• **Required work**: Compute how many lines in the data below hold the word "Milling", then report that number with nothing else.

Web page and app entries:
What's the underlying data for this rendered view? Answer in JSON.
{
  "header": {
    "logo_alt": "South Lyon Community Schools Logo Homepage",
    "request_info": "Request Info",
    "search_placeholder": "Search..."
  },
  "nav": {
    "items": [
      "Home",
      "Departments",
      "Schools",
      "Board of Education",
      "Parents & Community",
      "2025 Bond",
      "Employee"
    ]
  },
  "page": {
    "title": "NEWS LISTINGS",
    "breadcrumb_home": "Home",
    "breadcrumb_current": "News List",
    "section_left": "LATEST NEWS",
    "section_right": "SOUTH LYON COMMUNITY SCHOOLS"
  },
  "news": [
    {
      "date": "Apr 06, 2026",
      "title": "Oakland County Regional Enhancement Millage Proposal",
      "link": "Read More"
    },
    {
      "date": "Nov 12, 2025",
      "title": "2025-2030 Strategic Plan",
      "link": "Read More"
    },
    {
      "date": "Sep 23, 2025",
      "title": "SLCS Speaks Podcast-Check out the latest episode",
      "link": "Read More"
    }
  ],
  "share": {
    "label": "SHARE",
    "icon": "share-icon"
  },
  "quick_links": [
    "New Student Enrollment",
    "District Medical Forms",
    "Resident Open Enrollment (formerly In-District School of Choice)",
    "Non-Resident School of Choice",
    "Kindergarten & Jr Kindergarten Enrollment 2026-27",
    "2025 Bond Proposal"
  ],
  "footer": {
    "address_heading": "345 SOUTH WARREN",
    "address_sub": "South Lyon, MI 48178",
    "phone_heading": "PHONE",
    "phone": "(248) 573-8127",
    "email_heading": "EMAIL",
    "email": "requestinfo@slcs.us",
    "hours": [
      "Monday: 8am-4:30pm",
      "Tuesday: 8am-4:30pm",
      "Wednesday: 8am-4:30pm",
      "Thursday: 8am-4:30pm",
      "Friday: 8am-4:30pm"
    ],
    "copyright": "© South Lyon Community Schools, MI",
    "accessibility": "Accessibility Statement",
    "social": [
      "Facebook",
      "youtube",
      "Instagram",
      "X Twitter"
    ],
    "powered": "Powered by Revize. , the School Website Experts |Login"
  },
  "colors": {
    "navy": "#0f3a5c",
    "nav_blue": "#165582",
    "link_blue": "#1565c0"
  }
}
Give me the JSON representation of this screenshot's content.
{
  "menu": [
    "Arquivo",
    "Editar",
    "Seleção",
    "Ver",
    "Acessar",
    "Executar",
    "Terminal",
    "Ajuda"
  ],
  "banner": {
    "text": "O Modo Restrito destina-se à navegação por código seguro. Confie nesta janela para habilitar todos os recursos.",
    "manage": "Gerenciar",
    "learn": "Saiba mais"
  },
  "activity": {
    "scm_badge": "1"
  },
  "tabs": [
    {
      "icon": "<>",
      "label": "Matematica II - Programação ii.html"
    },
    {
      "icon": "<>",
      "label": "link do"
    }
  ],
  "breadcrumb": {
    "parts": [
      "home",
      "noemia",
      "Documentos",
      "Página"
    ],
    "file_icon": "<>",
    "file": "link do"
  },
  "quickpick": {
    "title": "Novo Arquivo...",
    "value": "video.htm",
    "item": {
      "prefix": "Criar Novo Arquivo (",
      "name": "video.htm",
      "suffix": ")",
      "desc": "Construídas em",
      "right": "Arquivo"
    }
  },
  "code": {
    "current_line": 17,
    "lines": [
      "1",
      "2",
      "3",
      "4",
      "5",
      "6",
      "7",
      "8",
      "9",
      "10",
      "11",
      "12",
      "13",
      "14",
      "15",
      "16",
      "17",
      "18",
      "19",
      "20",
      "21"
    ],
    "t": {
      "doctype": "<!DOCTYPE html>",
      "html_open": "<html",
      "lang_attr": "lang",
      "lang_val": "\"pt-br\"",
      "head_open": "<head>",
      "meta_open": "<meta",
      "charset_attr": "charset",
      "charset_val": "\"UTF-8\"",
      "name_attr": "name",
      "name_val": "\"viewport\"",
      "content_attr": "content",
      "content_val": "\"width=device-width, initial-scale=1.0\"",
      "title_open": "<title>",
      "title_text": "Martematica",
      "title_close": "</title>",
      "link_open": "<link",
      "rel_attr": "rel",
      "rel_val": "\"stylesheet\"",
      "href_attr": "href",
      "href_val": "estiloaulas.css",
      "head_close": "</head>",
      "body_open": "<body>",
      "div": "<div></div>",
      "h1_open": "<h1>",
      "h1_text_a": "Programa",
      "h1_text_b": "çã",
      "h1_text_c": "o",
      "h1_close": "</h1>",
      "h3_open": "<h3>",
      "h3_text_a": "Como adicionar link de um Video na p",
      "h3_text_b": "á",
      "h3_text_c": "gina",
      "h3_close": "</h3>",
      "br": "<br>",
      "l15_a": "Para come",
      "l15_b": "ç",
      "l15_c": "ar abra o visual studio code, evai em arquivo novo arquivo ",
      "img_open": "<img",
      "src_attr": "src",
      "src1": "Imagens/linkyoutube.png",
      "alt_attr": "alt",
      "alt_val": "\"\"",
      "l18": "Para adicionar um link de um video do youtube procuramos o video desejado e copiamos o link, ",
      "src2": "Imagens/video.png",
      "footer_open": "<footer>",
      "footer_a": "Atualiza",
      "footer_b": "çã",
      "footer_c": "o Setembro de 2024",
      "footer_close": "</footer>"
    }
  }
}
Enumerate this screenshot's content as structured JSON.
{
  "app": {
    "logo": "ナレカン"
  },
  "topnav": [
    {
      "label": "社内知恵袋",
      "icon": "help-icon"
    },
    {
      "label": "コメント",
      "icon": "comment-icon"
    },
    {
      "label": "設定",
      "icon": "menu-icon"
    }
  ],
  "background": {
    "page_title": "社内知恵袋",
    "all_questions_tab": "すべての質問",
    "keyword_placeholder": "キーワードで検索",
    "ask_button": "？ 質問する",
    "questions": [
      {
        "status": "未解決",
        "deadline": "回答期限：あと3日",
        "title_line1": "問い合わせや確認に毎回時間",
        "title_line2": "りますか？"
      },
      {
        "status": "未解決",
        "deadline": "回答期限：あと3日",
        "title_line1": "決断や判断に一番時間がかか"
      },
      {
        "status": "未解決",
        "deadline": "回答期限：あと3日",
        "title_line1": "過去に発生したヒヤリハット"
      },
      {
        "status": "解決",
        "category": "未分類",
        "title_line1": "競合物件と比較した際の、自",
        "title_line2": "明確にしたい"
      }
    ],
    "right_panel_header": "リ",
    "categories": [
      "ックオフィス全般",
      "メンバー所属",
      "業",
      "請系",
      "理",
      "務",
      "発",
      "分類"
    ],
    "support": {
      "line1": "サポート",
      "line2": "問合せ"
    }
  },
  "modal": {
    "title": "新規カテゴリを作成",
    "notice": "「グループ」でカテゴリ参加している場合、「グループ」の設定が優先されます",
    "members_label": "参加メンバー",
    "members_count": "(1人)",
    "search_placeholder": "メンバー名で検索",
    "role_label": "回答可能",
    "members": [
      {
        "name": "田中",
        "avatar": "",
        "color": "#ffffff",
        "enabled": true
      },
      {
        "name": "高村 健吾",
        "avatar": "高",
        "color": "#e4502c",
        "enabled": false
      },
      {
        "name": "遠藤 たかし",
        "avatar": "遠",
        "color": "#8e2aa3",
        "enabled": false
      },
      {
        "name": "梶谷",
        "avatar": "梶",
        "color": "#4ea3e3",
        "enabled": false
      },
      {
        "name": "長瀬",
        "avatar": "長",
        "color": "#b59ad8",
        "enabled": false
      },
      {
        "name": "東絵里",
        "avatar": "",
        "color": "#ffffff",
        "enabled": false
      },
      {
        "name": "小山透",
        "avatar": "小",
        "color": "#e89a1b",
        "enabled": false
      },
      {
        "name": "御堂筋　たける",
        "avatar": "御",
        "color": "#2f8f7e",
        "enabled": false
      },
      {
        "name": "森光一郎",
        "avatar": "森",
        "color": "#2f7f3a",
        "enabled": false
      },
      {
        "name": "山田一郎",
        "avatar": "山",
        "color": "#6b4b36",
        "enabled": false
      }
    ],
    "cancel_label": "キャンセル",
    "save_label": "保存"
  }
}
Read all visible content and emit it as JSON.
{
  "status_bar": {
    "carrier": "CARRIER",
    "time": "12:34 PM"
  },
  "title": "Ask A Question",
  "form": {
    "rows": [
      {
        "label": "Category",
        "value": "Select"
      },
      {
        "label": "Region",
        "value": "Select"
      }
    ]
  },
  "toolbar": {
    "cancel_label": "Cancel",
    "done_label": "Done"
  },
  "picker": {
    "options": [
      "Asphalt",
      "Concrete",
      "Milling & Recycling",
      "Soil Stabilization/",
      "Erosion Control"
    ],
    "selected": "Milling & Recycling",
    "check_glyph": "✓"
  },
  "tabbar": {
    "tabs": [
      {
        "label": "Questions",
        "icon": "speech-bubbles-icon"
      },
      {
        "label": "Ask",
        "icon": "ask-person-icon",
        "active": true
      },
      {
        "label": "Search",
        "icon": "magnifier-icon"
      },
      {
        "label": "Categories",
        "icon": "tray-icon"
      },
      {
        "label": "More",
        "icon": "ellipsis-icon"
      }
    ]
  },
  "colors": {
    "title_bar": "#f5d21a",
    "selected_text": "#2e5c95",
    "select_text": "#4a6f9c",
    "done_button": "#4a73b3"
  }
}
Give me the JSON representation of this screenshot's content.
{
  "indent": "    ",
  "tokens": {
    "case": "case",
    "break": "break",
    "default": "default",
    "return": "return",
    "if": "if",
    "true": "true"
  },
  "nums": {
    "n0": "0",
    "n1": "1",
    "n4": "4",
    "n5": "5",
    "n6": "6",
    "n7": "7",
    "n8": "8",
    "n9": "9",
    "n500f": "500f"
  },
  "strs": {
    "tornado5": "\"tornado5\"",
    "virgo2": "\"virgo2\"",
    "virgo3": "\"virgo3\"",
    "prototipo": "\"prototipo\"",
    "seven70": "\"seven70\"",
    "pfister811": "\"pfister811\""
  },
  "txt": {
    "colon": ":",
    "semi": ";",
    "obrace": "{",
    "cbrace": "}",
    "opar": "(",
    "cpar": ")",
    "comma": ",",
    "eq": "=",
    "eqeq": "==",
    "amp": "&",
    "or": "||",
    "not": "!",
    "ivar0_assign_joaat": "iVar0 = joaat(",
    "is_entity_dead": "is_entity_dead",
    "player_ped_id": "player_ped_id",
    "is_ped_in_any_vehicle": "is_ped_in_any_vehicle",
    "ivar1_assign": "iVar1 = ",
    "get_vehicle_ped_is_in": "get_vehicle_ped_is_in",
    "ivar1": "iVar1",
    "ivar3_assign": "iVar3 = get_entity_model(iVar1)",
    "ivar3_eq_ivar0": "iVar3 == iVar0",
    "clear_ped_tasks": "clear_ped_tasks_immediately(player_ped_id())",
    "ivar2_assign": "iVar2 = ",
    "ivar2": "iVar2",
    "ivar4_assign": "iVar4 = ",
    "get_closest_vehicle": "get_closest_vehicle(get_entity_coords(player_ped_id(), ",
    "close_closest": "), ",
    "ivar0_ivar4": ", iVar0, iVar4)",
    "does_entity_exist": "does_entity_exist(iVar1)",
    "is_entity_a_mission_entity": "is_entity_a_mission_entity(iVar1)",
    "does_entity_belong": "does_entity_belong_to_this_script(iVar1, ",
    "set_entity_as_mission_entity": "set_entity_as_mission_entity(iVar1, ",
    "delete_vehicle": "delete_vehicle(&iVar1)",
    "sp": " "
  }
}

• **Answer to this problem**: 2